Effects of Seattle’s Program
The Democracy Voucher program met one key goal by expanding the number of Seattle residents participating in the local campaign finance system. In 2017, the number of people who redeemed their vouchers was more than twice the number who made a direct cash contribution to a local political candidate. In total, 10,297 residents made a traditional-style cash contribution in a local election – and only 4,960 of them contributed to a candidate for City Attorney or City Council. By contrast, 20,727 residents in Seattle returned their vouchers to candidates of their choice.
Although the overall number of donors increased dramatically, only a small fraction of eligible Seattle residents actually used their vouchers. Across the city, about four percent of eligible individuals redeemed their voucher. In comparison, 44 percent of eligible voters participated in the election.
Participation in the Democracy Voucher program varied substantially across demographic groups, with high-income Seattle residents substantially more likely to redeem their vouchers than low-income residents. Overall, more than five percent of individuals with an annual income above $75,000 participated in the Democracy Voucher program, but only about two percent of individuals with an annual income below $30,000 participated.
Our research shows similar disparities in engagement by age, race, and previous political involvement. Older residents in Seattle were three times more likely to participate than younger residents. More than six percent of Seattle residents over the age of 60 returned their vouchers, but only two percent of residents between the ages of 18-29 did so.
White residents were almost twice as likely as black residents to return their voucher – 4.3 percent of whites compared to 2.4 percent of blacks. In fact, whites were substantially more likely to return their voucher than members of every other racial and ethnic group in the city.
Finally, Seattle residents who, in the past, had regularly voted in general elections were much more likely to participate in the voucher program than those who voted infrequently or not at all.
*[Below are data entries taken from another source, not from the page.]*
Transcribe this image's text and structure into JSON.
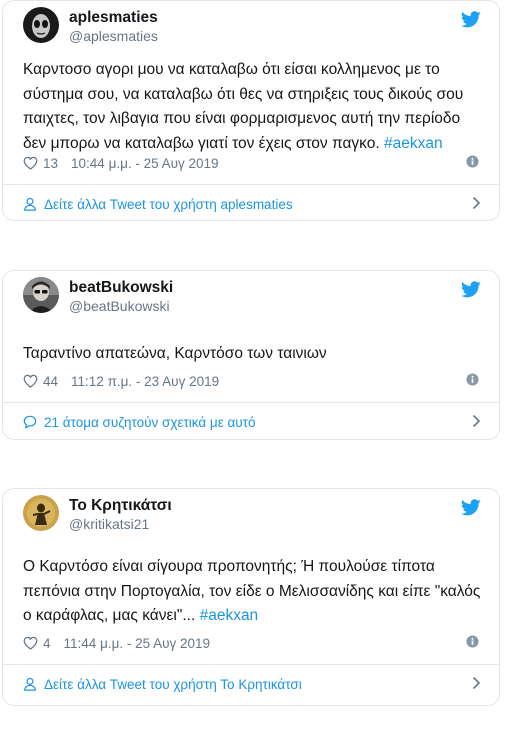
{
  "tweets": [
    {
      "name": "aplesmaties",
      "handle": "@aplesmaties",
      "text": "Καρντοσο αγορι μου να καταλαβω ότι είσαι κολλημενος με το σύστημα σου, να καταλαβω ότι θες να στηριξεις τους δικούς σου παιχτες, τον λιβαγια που είναι φορμαρισμενος αυτή την περίοδο δεν μπορω να καταλαβω γιατί τον έχεις στον παγκο.",
      "hashtag": "#aekxan",
      "likes": "13",
      "timestamp": "10:44 μ.μ. - 25 Αυγ 2019",
      "footer": "Δείτε άλλα Tweet του χρήστη aplesmaties"
    },
    {
      "name": "beatBukowski",
      "handle": "@beatBukowski",
      "text": "Ταραντίνο απατεώνα, Καρντόσο των ταινιων",
      "likes": "44",
      "timestamp": "11:12 π.μ. - 23 Αυγ 2019",
      "footer": "21 άτομα συζητούν σχετικά με αυτό"
    },
    {
      "name": "Το Κρητικάτσι",
      "handle": "@kritikatsi21",
      "text": "Ο Καρντόσο είναι σίγουρα προπονητής; Ή πουλούσε τίποτα πεπόνια στην Πορτογαλία, τον είδε ο Μελισσανίδης και είπε \"καλός ο καράφλας, μας κάνει\"...",
      "hashtag": "#aekxan",
      "likes": "4",
      "timestamp": "11:44 μ.μ. - 25 Αυγ 2019",
      "footer": "Δείτε άλλα Tweet του χρήστη Το Κρητικάτσι"
    }
  ],
  "icons": {
    "bird": "twitter-bird-icon",
    "heart": "heart-icon",
    "info": "info-icon",
    "person": "person-icon",
    "reply": "speech-bubble-icon",
    "chevron": "chevron-right-icon"
  },
  "colors": {
    "accent": "#1b95e0",
    "bird": "#1da1f2",
    "muted": "#657786",
    "border": "#e1e8ed"
  }
}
Among registered voters who voted in every election for which they were registered, more than eight percent redeemed their Democracy Vouchers, compared to just one percent of registered voters who had voted in fewer than half of the elections for which they were eligible.
What Comes Next?
While the Seattle Voucher program has only recently been launched, the patterns of unequal participation appear similar to patterns reported for other forms of political engagement, including voting in local elections. Our findings suggest clear opportunities – and challenges – for the city of Seattle and other municipalities experimenting with public campaign finance programs. Although the Democracy Voucher program pushed participation in local campaign finance to an all-time high in Seattle, historically under-represented groups remain substantially less likely to participate in the finance system. To increase the participation of young Seattle residents, infrequent voters, and non-whites, community stakeholders and government officials will need to take more active steps to ensure that all Seattle residents are well-informed about the program and feel encouraged to participate in it. Making these vouchers available is the first step to democratizing the campaign finance system, but only when citizens regularly utilize their vouchers will Seattle’s program successfully broaden the chorus of voices in municipal elections.
Read more in McCabe, Brian J. and Jennifer A. Heerwig “Expanding Participation in Municipal Elections: Evidence from Seattle’s Democracy Vouchers Program” (Working Paper, 2018).